> [WORK REQUIRED] Go through the records below and return each line that has "content" in it.
• • • •
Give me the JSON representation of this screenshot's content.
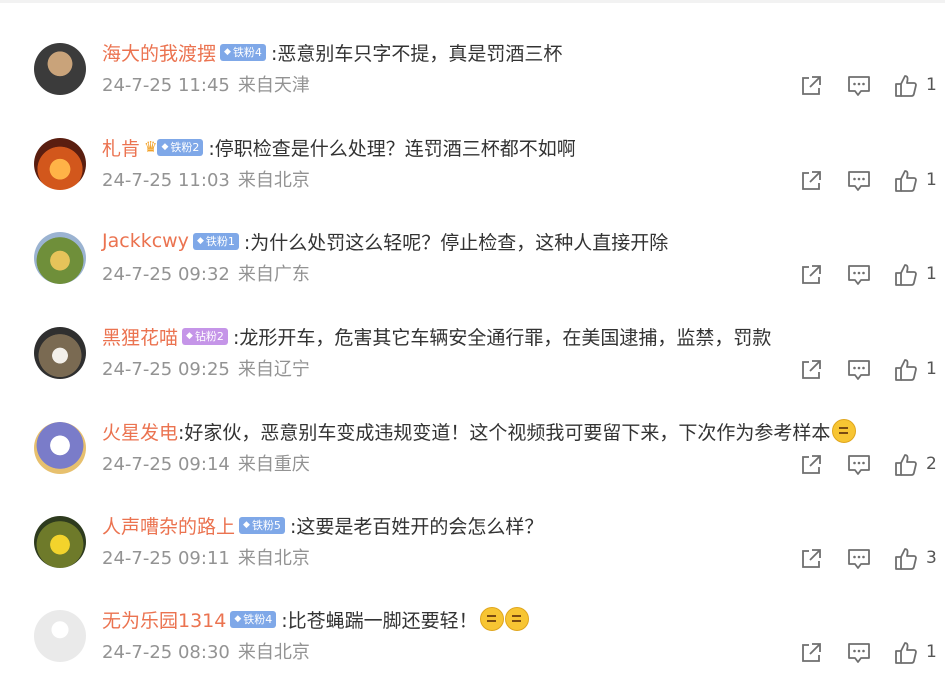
{
  "badge_colors": {
    "tiefen": "#7fa8e8",
    "zuanfen": "#c595e8"
  },
  "icons": {
    "share": "share-icon",
    "comment": "comment-icon",
    "like": "thumbs-up-icon"
  },
  "comments": [
    {
      "user": "海大的我渡摆",
      "badge": "铁粉4",
      "badge_type": "tiefen",
      "crown": false,
      "text": ":恶意别车只字不提，真是罚酒三杯",
      "time": "24-7-25 11:45",
      "source": "来自天津",
      "likes": "1",
      "emoji": 0
    },
    {
      "user": "札肯",
      "badge": "铁粉2",
      "badge_type": "tiefen",
      "crown": true,
      "text": ":停职检查是什么处理？连罚酒三杯都不如啊",
      "time": "24-7-25 11:03",
      "source": "来自北京",
      "likes": "1",
      "emoji": 0
    },
    {
      "user": "Jackkcwy",
      "badge": "铁粉1",
      "badge_type": "tiefen",
      "crown": false,
      "text": ":为什么处罚这么轻呢？停止检查，这种人直接开除",
      "time": "24-7-25 09:32",
      "source": "来自广东",
      "likes": "1",
      "emoji": 0
    },
    {
      "user": "黑狸花喵",
      "badge": "钻粉2",
      "badge_type": "zuanfen",
      "crown": false,
      "text": ":龙形开车，危害其它车辆安全通行罪，在美国逮捕，监禁，罚款",
      "time": "24-7-25 09:25",
      "source": "来自辽宁",
      "likes": "1",
      "emoji": 0
    },
    {
      "user": "火星发电",
      "badge": "",
      "badge_type": "",
      "crown": false,
      "text": ":好家伙，恶意别车变成违规变道！这个视频我可要留下来，下次作为参考样本",
      "time": "24-7-25 09:14",
      "source": "来自重庆",
      "likes": "2",
      "emoji": 1
    },
    {
      "user": "人声嘈杂的路上",
      "badge": "铁粉5",
      "badge_type": "tiefen",
      "crown": false,
      "text": ":这要是老百姓开的会怎么样？",
      "time": "24-7-25 09:11",
      "source": "来自北京",
      "likes": "3",
      "emoji": 0
    },
    {
      "user": "无为乐园1314",
      "badge": "铁粉4",
      "badge_type": "tiefen",
      "crown": false,
      "text": ":比苍蝇踹一脚还要轻！",
      "time": "24-7-25 08:30",
      "source": "来自北京",
      "likes": "1",
      "emoji": 2
    }
  ]
}
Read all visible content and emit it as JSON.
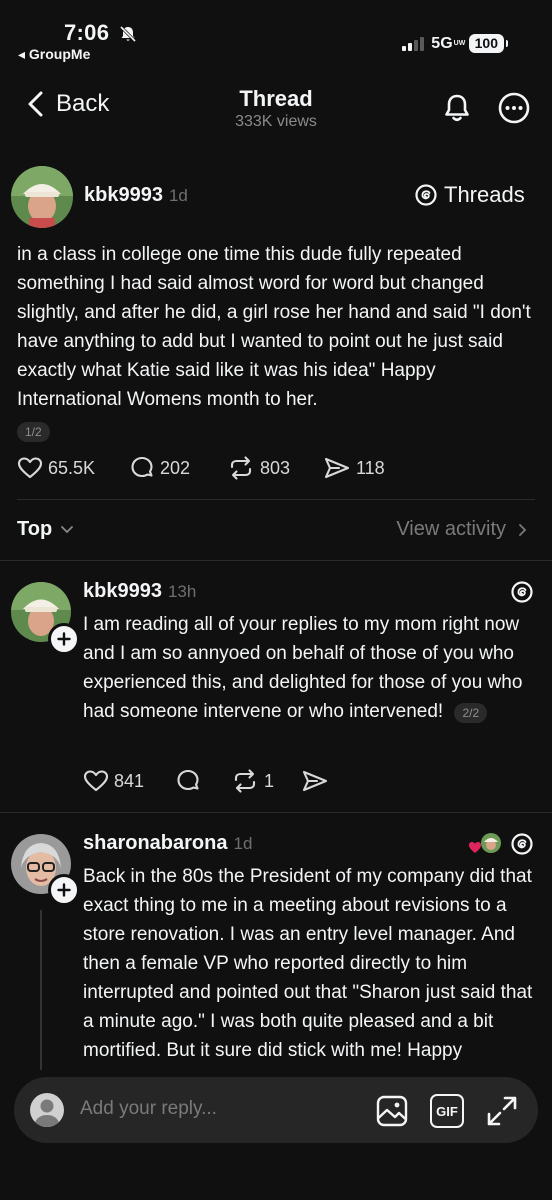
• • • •
> [COMPLETED EXERCISE]
Give me the JSON representation of this screenshot's content.
Read all visible content and emit it as JSON.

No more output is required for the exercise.